"Building a healthy and sustainable regional economy is not just about growing jobs, but also about where those jobs locate," said Elizabeth Kneebone, a Brookings scholar who authored a new report on job sprawl among metro areas. "Low-density, sprawling development can lead to increased energy consumption, strains on infrastructure, longer commute times, and greater challenges connecting workers to employment."
Among the 10 biggest employers in the Chattanooga area, seven are based in downtown Chattanooga, and another, Memorial hospital, is within three or four miles of the central city.
In the 1970s, the Tennessee Valley Authority developed plans to relocate its power headquarters from downtown to its property on Chickamauga Lake, but former TVA Chairman S. David Freeman nixed those plans. BlueCross BlueShield of Tennessee bought property in Lupton City on the Tennessee River to consolidate and locate its corporate campus, but in 2007 then-Mayor Bob Corker (now a U.S. senator) convinced the insurance giant to stay downtown and build its corporate headquarters atop Cameron Hill instead.
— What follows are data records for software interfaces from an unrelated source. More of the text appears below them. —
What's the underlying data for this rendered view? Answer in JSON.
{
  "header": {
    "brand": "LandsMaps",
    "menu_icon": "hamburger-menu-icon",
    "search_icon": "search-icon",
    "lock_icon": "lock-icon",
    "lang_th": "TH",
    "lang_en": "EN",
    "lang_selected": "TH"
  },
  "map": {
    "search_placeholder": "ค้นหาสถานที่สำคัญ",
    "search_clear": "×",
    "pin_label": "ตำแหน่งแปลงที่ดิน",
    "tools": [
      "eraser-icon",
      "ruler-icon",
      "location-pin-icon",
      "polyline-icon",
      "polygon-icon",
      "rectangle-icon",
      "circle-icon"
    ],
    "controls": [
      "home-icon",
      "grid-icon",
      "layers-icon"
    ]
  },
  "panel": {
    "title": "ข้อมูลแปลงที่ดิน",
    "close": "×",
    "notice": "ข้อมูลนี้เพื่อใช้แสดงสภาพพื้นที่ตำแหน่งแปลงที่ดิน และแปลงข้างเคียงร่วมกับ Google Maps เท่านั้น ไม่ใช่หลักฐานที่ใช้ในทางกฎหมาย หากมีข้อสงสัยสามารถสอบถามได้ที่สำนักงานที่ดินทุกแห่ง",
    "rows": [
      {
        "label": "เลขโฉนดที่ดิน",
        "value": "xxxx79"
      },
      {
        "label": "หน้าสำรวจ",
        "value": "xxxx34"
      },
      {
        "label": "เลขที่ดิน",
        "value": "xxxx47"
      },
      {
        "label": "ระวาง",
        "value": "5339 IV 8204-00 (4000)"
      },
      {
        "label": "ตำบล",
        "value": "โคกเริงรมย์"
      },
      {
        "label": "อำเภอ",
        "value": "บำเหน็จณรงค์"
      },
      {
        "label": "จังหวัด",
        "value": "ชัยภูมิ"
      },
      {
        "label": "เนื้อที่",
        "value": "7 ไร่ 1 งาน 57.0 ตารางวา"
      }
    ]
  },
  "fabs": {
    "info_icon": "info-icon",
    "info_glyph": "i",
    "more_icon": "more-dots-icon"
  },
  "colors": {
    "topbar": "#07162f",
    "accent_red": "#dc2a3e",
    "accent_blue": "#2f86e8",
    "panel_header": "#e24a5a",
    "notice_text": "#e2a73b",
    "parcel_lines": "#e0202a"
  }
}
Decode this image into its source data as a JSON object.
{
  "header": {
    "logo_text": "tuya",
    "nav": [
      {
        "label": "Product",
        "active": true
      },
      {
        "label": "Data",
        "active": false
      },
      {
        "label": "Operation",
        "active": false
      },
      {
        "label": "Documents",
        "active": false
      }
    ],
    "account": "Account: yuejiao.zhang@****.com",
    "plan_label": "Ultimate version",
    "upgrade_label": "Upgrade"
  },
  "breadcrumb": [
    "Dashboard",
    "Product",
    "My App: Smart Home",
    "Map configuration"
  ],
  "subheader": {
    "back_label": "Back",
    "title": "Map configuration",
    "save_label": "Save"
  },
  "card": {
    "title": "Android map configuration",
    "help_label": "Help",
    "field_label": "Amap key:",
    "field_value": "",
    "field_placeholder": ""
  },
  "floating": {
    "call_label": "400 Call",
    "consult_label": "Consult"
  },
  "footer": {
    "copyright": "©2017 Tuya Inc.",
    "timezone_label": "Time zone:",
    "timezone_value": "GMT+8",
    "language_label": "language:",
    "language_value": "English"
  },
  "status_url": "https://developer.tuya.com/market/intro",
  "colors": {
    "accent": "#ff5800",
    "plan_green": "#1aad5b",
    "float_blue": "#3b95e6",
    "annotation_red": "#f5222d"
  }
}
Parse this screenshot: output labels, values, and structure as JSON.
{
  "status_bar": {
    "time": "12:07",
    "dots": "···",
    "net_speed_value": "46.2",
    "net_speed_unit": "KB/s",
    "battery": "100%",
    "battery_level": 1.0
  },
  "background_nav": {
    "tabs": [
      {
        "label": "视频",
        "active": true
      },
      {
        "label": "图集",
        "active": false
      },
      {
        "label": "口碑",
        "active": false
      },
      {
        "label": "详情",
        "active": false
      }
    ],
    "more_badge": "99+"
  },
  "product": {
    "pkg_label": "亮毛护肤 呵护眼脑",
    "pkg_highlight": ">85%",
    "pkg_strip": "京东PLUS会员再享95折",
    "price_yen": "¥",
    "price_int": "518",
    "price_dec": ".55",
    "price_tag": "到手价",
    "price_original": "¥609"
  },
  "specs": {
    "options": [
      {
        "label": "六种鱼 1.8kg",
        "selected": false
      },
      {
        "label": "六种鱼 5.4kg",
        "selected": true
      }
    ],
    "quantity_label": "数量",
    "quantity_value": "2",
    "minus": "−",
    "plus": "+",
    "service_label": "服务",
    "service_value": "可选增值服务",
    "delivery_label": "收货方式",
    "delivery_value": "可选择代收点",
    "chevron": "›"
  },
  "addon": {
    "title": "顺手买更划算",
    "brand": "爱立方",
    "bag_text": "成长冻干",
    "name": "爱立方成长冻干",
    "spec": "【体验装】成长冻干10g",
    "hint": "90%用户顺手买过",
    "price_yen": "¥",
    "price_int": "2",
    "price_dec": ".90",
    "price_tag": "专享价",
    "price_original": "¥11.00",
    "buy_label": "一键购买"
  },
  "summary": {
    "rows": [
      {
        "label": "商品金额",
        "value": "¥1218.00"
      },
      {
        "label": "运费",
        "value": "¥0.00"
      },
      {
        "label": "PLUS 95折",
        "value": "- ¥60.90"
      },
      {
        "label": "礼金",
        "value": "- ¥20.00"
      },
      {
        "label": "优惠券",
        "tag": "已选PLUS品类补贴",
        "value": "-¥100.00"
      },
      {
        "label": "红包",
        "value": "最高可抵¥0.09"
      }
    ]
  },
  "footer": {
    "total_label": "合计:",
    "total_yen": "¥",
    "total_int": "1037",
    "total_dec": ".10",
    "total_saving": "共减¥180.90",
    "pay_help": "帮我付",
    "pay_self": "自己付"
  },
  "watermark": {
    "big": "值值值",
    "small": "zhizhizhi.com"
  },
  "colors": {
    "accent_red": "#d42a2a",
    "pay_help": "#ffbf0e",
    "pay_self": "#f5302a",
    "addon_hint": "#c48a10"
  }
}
"We've worked hard to keep our major employers downtown, and now with the revival of the Southside and other parts of downtown, our central city is a hotbed of entrepreneurial startups," White said.
Contact Dave Flessner at firstname.lastname@example.org or at 757-6340
Dave Flessner is the business editor for the Times Free Press. A journalist for 35 years, Dave has been business editor and projects editor for the Chattanooga Times Free Press, city editor for The Chattanooga Times, business and county reporter for the Chattanooga Times, correspondent for the Lansing State Journal and Ingham County News in Michigan, staff writer for the Hastings Daily Tribune in Nebraska, and news director for WCBN-FM in Michigan. Dave, a native ...